[Element data from apps and pages]

·····

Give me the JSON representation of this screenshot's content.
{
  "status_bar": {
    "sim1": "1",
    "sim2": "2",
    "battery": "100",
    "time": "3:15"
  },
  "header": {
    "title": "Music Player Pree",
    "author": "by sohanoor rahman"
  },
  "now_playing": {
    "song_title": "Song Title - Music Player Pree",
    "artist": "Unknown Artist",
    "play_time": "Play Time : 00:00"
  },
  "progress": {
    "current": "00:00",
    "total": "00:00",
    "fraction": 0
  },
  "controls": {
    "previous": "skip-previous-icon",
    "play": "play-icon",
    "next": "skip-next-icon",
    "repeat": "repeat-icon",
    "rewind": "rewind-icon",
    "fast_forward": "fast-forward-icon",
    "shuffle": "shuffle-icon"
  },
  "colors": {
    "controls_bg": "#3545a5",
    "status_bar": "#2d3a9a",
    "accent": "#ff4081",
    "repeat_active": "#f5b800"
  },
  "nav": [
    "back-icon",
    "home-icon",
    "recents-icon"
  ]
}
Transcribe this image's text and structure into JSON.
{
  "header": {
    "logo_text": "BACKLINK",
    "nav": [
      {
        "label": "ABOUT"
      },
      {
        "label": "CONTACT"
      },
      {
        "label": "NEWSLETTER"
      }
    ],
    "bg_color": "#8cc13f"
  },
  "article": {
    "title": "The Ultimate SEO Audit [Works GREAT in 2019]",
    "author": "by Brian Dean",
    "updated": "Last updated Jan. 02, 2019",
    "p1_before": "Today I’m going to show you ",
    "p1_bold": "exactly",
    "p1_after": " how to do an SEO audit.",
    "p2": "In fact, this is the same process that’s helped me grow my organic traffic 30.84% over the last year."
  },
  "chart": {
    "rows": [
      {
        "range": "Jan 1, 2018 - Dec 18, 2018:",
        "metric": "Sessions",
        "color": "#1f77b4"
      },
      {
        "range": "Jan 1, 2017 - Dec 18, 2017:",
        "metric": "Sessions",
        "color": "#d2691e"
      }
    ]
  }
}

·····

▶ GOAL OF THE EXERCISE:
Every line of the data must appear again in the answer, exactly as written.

▶ RESPONSE:
Give me the JSON representation of this screenshot's content.
{
  "status_bar": {
    "sim1": "1",
    "sim2": "2",
    "battery": "100",
    "time": "3:15"
  },
  "header": {
    "title": "Music Player Pree",
    "author": "by sohanoor rahman"
  },
  "now_playing": {
    "song_title": "Song Title - Music Player Pree",
    "artist": "Unknown Artist",
    "play_time": "Play Time : 00:00"
  },
  "progress": {
    "current": "00:00",
    "total": "00:00",
    "fraction": 0
  },
  "controls": {
    "previous": "skip-previous-icon",
    "play": "play-icon",
    "next": "skip-next-icon",
    "repeat": "repeat-icon",
    "rewind": "rewind-icon",
    "fast_forward": "fast-forward-icon",
    "shuffle": "shuffle-icon"
  },
  "colors": {
    "controls_bg": "#3545a5",
    "status_bar": "#2d3a9a",
    "accent": "#ff4081",
    "repeat_active": "#f5b800"
  },
  "nav": [
    "back-icon",
    "home-icon",
    "recents-icon"
  ]
}
Transcribe this image's text and structure into JSON.
{
  "header": {
    "logo_text": "BACKLINK",
    "nav": [
      {
        "label": "ABOUT"
      },
      {
        "label": "CONTACT"
      },
      {
        "label": "NEWSLETTER"
      }
    ],
    "bg_color": "#8cc13f"
  },
  "article": {
    "title": "The Ultimate SEO Audit [Works GREAT in 2019]",
    "author": "by Brian Dean",
    "updated": "Last updated Jan. 02, 2019",
    "p1_before": "Today I’m going to show you ",
    "p1_bold": "exactly",
    "p1_after": " how to do an SEO audit.",
    "p2": "In fact, this is the same process that’s helped me grow my organic traffic 30.84% over the last year."
  },
  "chart": {
    "rows": [
      {
        "range": "Jan 1, 2018 - Dec 18, 2018:",
        "metric": "Sessions",
        "color": "#1f77b4"
      },
      {
        "range": "Jan 1, 2017 - Dec 18, 2017:",
        "metric": "Sessions",
        "color": "#d2691e"
      }
    ]
  }
}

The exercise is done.